The family of a Holmesburg man who died in prison in December has filed a complaint against the Philadelphia police officers who took him there, claiming that officers left him with serious injuries that may have led to his death.
Mark McGovern, 51, died Dec. 16 at the Curran-Fromhold Correctional Facility, eight days after officers arrested him on charges of aggravated and simple assault, drug offenses, reckless driving, fleeing and eluding police and reckless endangerment, city records show.
The Medical Examiner’s Office hasn’t yet ruled on the cause or manner of death, spokesman Jeff Moran said. Despite that, prisons officials have listed it as “natural” on their records.
The civilian Police Advisory Board, which investigates complaints of police misconduct, also is probing the case, the board’s executive director Kelvyn Anderson confirmed.
“It appears that he got into a chase, crashed into a couple cars and got into a tussle with officers,” Anderson said. “They’re (the family) saying that the injuries occurred because of the tussle with the officers.”
Lt. John Stanford, a police spokesman, didn’t respond to telephone requests for comment.
Mary McGovern, the inmate’s mother, declined to comment.
Marshall D. Bleefeld, a civil-rights attorney who represents the family, said his firm is investigating how a man — healthy when he encountered officers — ended up dead a week later. McGovern, who worked as a supervisor at a suburban chemical company, had no criminal convictions, Bleefeld added.
“We want to know how he got from Point A to Point B,” Bleefeld said, adding that McGovern’s kin has gotten no explanation about how he was injured. “He was in fine condition (before his arrest). We found it odd that the police reports note that he was taken into custody and then taken to the hospital, and the next thing we know, he died.”
Bleefeld said his firm has requested McGovern’s records from the hospital but hasn’t yet received them.
The family also has unanswered questions about the medical treatment — or lack thereof — he received in prison, Bleefeld said.
“It appears that once he was at CFCF, he requested medical care several times, and he did not receive that care,” Bleefeld said.
But prisons spokeswoman Shawn Hawes said McGovern was seen by medical personnel several times during his five days behind bars.
Inmate complaints about healthcare in Philadelphia prisons have fueled several civil-rights lawsuits, perhaps most notably a class-action case in which attorneys claimed overcrowding routinely deprives inmates of quick or easy access to needed medical attention.
Details a mystery
Court records show that McGovern’s path to prison began Dec. 8 on Torresdale Avenue near Cottman in Tacony, where narcotics officers tried to stop him as a drug suspect.
But he fled, driving his car at Sgt. Edward Pisarek, who was on foot and had to leap out of the way, according to an affidavit.

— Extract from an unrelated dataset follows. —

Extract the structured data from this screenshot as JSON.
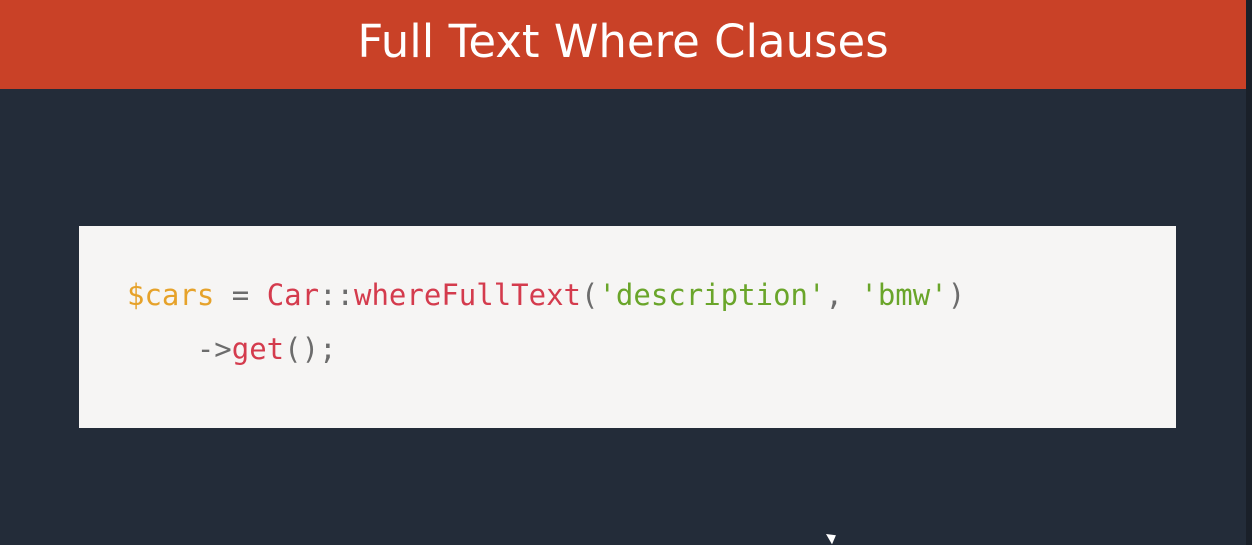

He then rammed his car into several other police cruisers as he tried to escape, according to the affidavit. The affidavit’s narrative stops there, mentioning neither how the officers eventually got McGovern into custody nor what injuries McGovern suffered.
McGovern was taken to an area hospital after his arrest, Bleefeld said. Three days later, officers took him to CFCF, where he was held on $100,000 bail, court documents show.
At 7:50 a.m. on Dec. 15, McGovern was found dead in his cell, according to prison records.
“We’re waiting on the same medical evidence that you are; that will be a key component of this,” Bleefeld said.
McGovern had a passenger in his car: Richard Calabrese, 30, of Glenside, was charged with two drug offenses, including possession with intent to manufacture or deliver. His next court appearance is an April 27 pre-trial conference, records show. It’s unclear how Calabrese and McGovern knew each other, and whether Calabrese sustained any injury during his arrest.
Prison deaths down in 2016
McGovern was one of 19 inmates who died in custody last year, city records show.
Only two inmates have died so far this year, and if that pace keeps up, the city’s inmate-death rate could be the lowest in more than a decade.
Still, one of the two deaths — both suicides — already has drawn legal scrutiny. Inmate Gene Wilson, 46, hanged himself in his House of Corrections cell on March 26, five days after officers took him there on drunk-driving charges, prison records show. His family has hired an attorney to investigate.
“The city and the prison did know he had some emotional issues — threats to harm himself and others, suicidal ideation,” said attorney Troy H. Wilson (no relation). “The family is very upset and concerned the prison didn’t do what they were supposed to have done to protect him.”
But Hawes said Wilson “didn’t demonstrate that he was suicidal.”
Inmates known to be suicidal typically are sent to the Detention Center or held in medical units, where a correctional officer is assigned to monitor the inmate around the clock and report several times an hour on his or her doings, Hawes added.